A new study examined the DNA of 302 stray canines near the power station to those 10 miles distant and discovered surprising alterations.
The study doesn't prove radiation causes these variations
it's a crucial first step in examining these irradiated populations and comparing them to other canines.
The Chernobyl Nuclear Reactor in northern Ukraine—then part of the Soviet Union—exploded on April 26, 1986, spewing radiation into the sky
Nearly four decades later, the Chernobyl Power Plant and much of the surrounding area are still unoccupied by humans.
Without humans, all animals have prospered.
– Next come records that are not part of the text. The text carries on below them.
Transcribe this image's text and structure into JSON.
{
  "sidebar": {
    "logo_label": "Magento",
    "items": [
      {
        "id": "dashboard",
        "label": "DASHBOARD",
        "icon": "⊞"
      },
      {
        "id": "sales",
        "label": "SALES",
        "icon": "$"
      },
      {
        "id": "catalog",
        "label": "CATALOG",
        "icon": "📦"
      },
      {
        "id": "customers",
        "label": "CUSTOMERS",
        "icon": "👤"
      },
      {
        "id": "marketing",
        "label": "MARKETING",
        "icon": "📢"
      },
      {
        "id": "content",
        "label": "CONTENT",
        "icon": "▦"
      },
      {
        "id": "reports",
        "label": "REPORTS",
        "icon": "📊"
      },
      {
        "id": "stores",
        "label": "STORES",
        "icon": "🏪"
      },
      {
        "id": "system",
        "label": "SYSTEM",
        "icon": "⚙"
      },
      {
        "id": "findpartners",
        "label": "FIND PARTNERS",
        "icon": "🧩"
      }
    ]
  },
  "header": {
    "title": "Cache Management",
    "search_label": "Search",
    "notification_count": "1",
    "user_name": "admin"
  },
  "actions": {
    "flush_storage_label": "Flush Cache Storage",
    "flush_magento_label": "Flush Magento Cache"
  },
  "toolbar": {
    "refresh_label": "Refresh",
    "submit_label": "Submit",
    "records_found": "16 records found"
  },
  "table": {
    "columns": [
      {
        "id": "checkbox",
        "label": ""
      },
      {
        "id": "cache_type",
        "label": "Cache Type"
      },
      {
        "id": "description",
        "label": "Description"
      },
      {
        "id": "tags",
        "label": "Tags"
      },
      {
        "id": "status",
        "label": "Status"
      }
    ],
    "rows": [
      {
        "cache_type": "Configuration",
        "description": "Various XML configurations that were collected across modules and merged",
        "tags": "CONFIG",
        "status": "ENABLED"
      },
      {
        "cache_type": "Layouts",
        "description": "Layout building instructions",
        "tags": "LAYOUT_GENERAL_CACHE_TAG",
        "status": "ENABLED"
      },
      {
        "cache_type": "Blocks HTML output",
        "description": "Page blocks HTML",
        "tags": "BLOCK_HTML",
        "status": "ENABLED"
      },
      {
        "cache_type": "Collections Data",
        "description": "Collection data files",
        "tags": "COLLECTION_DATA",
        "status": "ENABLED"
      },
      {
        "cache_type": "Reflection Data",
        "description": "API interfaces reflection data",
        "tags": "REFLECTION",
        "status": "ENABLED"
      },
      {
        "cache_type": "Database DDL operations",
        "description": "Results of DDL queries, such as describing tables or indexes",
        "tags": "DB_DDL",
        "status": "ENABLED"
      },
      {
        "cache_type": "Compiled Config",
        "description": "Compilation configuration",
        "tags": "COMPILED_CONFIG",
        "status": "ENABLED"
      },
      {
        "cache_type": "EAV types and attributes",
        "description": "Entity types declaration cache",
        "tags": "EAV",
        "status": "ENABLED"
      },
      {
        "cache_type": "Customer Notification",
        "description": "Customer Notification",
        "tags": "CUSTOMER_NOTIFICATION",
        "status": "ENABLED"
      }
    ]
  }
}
Thousands of feral canines, many of whom are descendants of pets abandoned during the rapid evacuation, live among radiation-resistant animals.
As the world's worst nuclear disaster approaches its 40th anniversary,
biologists are studying animals in the Chernobyl Exclusion Zone (CEZ), about the size of Yosemite National Park,
to determine how decades of radiation exposure may have altered their genomes and sped up evolution.